Silicon Valley is the epicenter of tech entrepreneurship for good reason – far-sighted founders established a new model of finance, venture capital, that suited the innovative spirit of technology and entrepreneurs. They have capitalized on their initial successes by inventing new models of finance: angels, super-angels, microVC, etc.; all fueled by the wealth released by the sale of pioneering companies via IPOs and acquisitions. The capital generated is re-invested into the next generation of ground-breaking companies, which, like a well-stoked furnace, gets hotter and hotter.
Brilliant ideas and motivated founders exist everywhere, but the capital infrastructure that supports those founders is very shaky in all but a few places outside of the Valley, namely New York, Tel Aviv, Los Angeles and increasingly places like Austin and Boulder. Success feeds off itself, therefore the lack of strong company exits that produce angel investors and the dearth of early stage tech-focused risk capital – in places like Mexico City, Santiago, São Paulo, Buenos Aires and Bogotá – means promising companies are starved of capital when it is most necessary.
This is not to say there is nothing there. The governments of Chile, Colombia, Brazil, Mexico and the City of Buenos Aires are pursuing innovative capital programs to encourage founders. Private sector actors like NXTP Labs, 500 Startups, 21212, Wayra and others are investing at the incubator stage and in some follow-on financing. But without the next stage of capital – Series Seed or pre-Series A rounds – graduated companies are in danger of withering on the vine.

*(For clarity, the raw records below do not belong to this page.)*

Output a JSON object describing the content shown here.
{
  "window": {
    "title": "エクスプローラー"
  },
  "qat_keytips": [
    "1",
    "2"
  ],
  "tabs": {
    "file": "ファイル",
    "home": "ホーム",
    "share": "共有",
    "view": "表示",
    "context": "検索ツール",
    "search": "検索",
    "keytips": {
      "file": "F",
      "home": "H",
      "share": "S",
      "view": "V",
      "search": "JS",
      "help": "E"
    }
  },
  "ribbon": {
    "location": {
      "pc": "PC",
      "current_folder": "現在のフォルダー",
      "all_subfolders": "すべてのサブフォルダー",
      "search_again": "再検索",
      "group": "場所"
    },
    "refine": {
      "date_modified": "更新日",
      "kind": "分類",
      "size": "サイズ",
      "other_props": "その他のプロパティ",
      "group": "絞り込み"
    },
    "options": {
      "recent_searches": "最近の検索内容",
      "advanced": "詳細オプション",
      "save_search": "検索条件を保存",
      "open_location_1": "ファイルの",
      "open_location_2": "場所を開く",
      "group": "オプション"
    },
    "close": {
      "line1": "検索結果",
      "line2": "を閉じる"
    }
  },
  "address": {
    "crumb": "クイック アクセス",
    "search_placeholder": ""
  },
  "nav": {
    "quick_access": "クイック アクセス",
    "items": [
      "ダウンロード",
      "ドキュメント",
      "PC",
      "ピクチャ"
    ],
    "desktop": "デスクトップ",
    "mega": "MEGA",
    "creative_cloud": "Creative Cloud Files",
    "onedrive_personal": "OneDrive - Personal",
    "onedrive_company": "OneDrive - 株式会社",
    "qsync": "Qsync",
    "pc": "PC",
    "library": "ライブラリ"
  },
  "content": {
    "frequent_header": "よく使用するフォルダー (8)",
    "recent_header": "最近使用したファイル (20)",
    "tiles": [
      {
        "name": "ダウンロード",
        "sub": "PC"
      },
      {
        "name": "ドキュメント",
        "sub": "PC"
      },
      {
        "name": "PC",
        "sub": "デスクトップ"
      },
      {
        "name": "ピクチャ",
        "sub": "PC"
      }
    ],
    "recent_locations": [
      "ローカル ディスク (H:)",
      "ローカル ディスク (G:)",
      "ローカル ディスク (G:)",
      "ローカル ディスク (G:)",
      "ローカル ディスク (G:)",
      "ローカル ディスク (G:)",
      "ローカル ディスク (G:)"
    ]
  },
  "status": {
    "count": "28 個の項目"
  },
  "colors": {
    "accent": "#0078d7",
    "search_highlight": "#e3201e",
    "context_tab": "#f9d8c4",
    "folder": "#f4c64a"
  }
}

I believe the solution involves all players in the ecosystem. First, big actors like governments need to start encouraging funds to invest at the right capital stage – namely post-accelerator in the US$200,000-US$750,000 range. This would provide runway for these companies to generate revenue, enable cross-region growth and become attractive to local Series A level players like KaszeK Ventures, Alta Ventures, Inversur and others. Chile is adapting its CORFO funds to do just that, adding administrative grants to allow funds to invest without high management fees.
Second, accelerator programs and entrepreneurs themselves need to start focusing on revenue at the early stage rather than focusing on Silicon Valley style growth. Longer acceleration times are necessary to provide space for those companies to build the muscle necessary to survive. Focusing on regional growth in multiple markets is also important to overcome the small market disadvantages of most Latin American countries.
Finally, entrepreneurs and investors need to think about exits, and how that will shape the products they are developing. Latin America has real advantages in mining, agriculture, biotech, health and beauty, fashion and hardware production. Focusing on these advantages will overcome the prejudices later stage US investors and potential acquirers have about non-American companies, and enable more, larger and more consistent exits. Exits mean angels, and with a strong pool of angels Latin America can start to develop a full-blooded investment ecosystem, and fuel the furnace of growth.
Derek Footer is the Managing Partner of Origo Ventures, a fund focused on early stage technology companies throughout the Latin American region, and the CEO of HardTech Labs, a firm focused on building hardware and biotech ecosystems in the San Diego/Baja region.